As of Saturday, Taiwan has recorded 440 coronavirus cases and seven deaths, according to data from Johns Hopkins University. By comparison, Australia — with a population of 25 million — has reported more than 7,000 infections and 98 deaths.
Eager to share its experiences in fighting Covid-19, Taiwan is now pushing for a greater voice in global health discussions. The United States, Japan and New Zealand have all voiced support for Taiwan to join next week’s World Health Assembly — an annual meeting of World Health Organization (WHO) members.
And this doesn’t sit well with Beijing.
China regards the island as part of its territory, and has for years blocked it from taking part in many global institutions, while also refusing to have diplomatic relations with countries that maintain official ties with Taiwan.
Taiwan, which is not a WHO member, joined the WHA as an observer from 2009 to 2016, when the island was governed by the Beijing-friendly Kuomintang (KMT). But when the pro-independence Democratic Progressive Party (DPP) took office in 2016, ties frayed with Beijing — and Taipei hasn’t joined the WHA since.
But as the virus gives Taiwan a rare opportunity to boost its international profile, Beijing has accused Taipei of pushing for formal independence — and stepped up military drills around the island. There have even been some fringe calls within China for the country to use the pandemic as an opportunity to invade Taiwan.
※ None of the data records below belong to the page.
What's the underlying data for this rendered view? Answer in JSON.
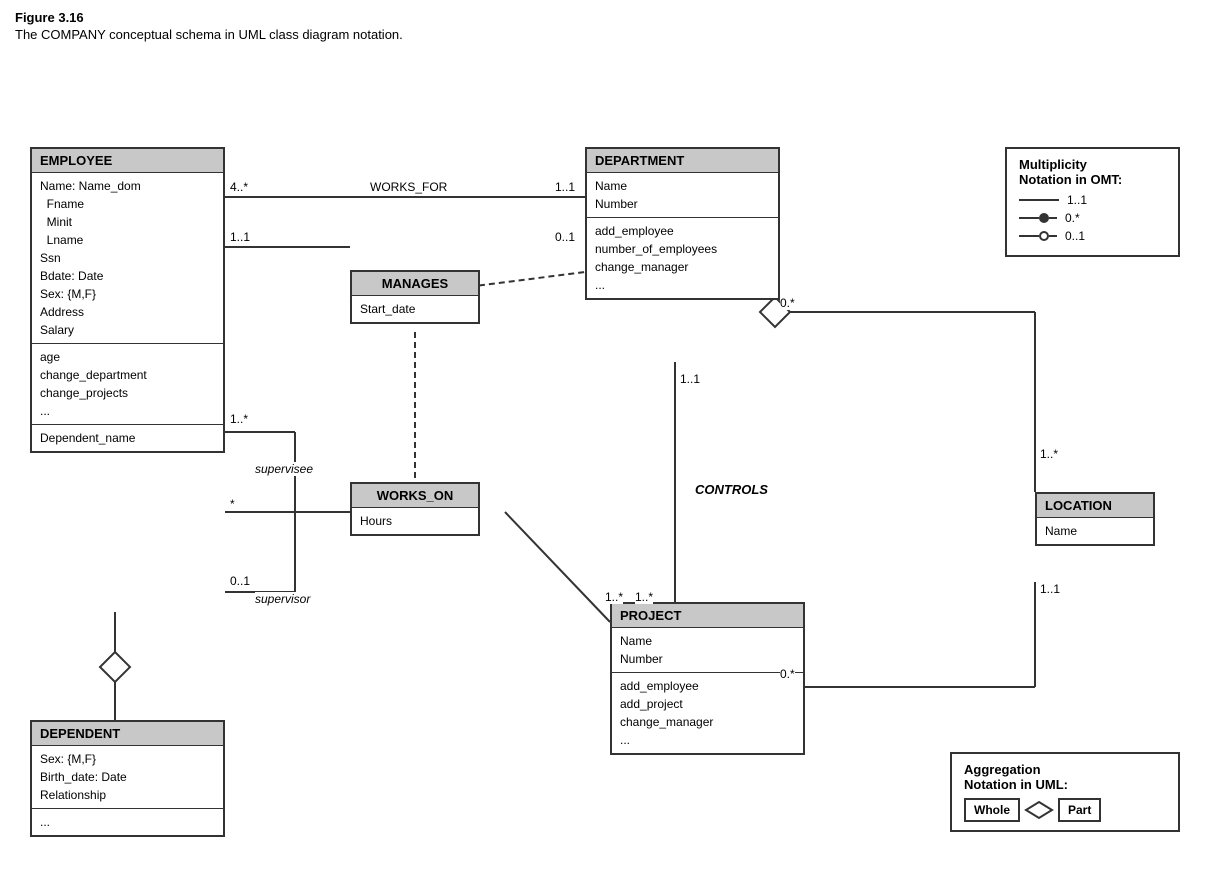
{
  "figure": {
    "title": "Figure 3.16",
    "caption": "The COMPANY conceptual schema in UML class diagram notation."
  },
  "classes": {
    "employee": {
      "header": "EMPLOYEE",
      "section1": [
        "Name: Name_dom",
        "  Fname",
        "  Minit",
        "  Lname",
        "Ssn",
        "Bdate: Date",
        "Sex: {M,F}",
        "Address",
        "Salary"
      ],
      "section2": [
        "age",
        "change_department",
        "change_projects",
        "..."
      ],
      "section3": [
        "Dependent_name"
      ]
    },
    "department": {
      "header": "DEPARTMENT",
      "section1": [
        "Name",
        "Number"
      ],
      "section2": [
        "add_employee",
        "number_of_employees",
        "change_manager",
        "..."
      ]
    },
    "project": {
      "header": "PROJECT",
      "section1": [
        "Name",
        "Number"
      ],
      "section2": [
        "add_employee",
        "add_project",
        "change_manager",
        "..."
      ]
    },
    "dependent": {
      "header": "DEPENDENT",
      "section1": [
        "Sex: {M,F}",
        "Birth_date: Date",
        "Relationship"
      ],
      "section2": [
        "..."
      ]
    },
    "location": {
      "header": "LOCATION",
      "section1": [
        "Name"
      ]
    }
  },
  "associations": {
    "manages": {
      "header": "MANAGES",
      "body": "Start_date"
    },
    "works_on": {
      "header": "WORKS_ON",
      "body": "Hours"
    }
  },
  "multiplicities": {
    "works_for_left": "4..*",
    "works_for_label": "WORKS_FOR",
    "works_for_right": "1..1",
    "manages_left": "1..1",
    "manages_right": "0..1",
    "supervises_top": "1..*",
    "supervises_bottom": "0..1",
    "supervisee_label": "supervisee",
    "supervisor_label": "supervisor",
    "controls_label": "CONTROLS",
    "controls_dept": "1..1",
    "controls_proj": "1..*",
    "works_on_emp": "*",
    "works_on_proj": "1..*",
    "dept_location": "0.*",
    "location_dept": "1..*",
    "location_proj": "0.*",
    "location_loc": "1..1"
  },
  "notation": {
    "title_line1": "Multiplicity",
    "title_line2": "Notation in OMT:",
    "row1_value": "1..1",
    "row2_value": "0.*",
    "row3_value": "0..1"
  },
  "aggregation": {
    "title_line1": "Aggregation",
    "title_line2": "Notation in UML:",
    "whole_label": "Whole",
    "part_label": "Part"
  }
}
Democracy vs authoritarianism
As the number of new infections dropped in China and surged abroad in recent months, state media touted Beijing’s success in defeating the virus while highlighting the failures of other governments to contain its spread — particularly the US and other Western democracies.
Inside China, that sparked claims its authoritarian political system was superior to those of liberal democracies when it came to tackling the pandemic.
Furthermore, the Chinese government has faced criticism for its initial handling of the outbreak. Authorities have been accused of silencing medical workers who tried to sound the alarm on the virus, downplaying the severity of the outbreak and delaying admission of human-to-human transmission in the critical early stages.
‘Taiwan can help’
As China moved to help countries by donating personal protective equipment (PPE) and other medical supplies, questions have been raised as to the motives behind its so-called “mask diplomacy.”
In March, the European Union’s foreign policy chief Josep Borrell warned about the “geopolitical component” of Beijing soft-power push, saying Europe must be aware of “a struggle for influence through spinning and the ‘politics of generosity.'”
As well as donating medical supplies, Taiwan has sought to develop bilateral partnerships to fight the pandemic — a move that has drawn the wrath of Beijing.
In addition to bilateral cooperation, Taiwan has doubled down on its bid to return to the WHO’s annual assembly.
On March 27, the US passed a law supporting Taipei’s participation in international institutions and its efforts to strengthen ties with other countries, and multiple nations usually wary of being on the wrong side of Beijing, such as Japan, Canada and New Zealand, have publicly spoken out in favor of Taiwan rejoining the WHA.
On Monday, Chinese Foreign Ministry spokesman Zhao Lijian rebuked New Zealand for just that, calling on it to “immediately stop making wrong statements on Taiwan, to avoid damaging our bilateral relationship.” Beijing has called Taipei’s attempt to rejoin the WHA a “political plot.”
“In the United States, there are people who blatantly support Taiwan to join the WHO,” a spokesman for China’s Taiwan Affairs Office said last week. “They are politicizing epidemic prevention issues and sending a seriously wrong signal to the Taiwan independence forces. We resolutely object to that.”
On social media and in the Chinese press, some have called on the People’s Liberation Army to take advantage of the pandemic to invade Taiwan, arguing that the timing could not be better, with the US preoccupied with the coronavirus and its military might in the region crimped by an outbreak on the aircraft carrier USS Theodore Roosevelt.
However, most observers agree that such posturing is unlikely to be matched by any hostile action against Taiwan.
Timothy Heath, a senior international researcher at the RAND Corporation, a US think tank, said the weakness of China’s economy precludes any such move. The coronavirus outbreak has resulted in the Chinese economy contracting by 6.8% in the first part of this year — the worst plunge since quarterly records began in 1992.
“China needs access to (global) markets once they recover, and so it is in China’s interests to maintain good ties with the US and the world,” Heath said. “A reckless attack on Taiwan would only exacerbate tensions with Washington and could elevate the risk of economic sanctions and other penalties — potentially crippling the Chinese economy.”
He added that while Beijing “cares a great deal about Taiwan,” the Chinese government cares “even more about maintaining the economic growth that underpins the (Communist Party’s) rule.”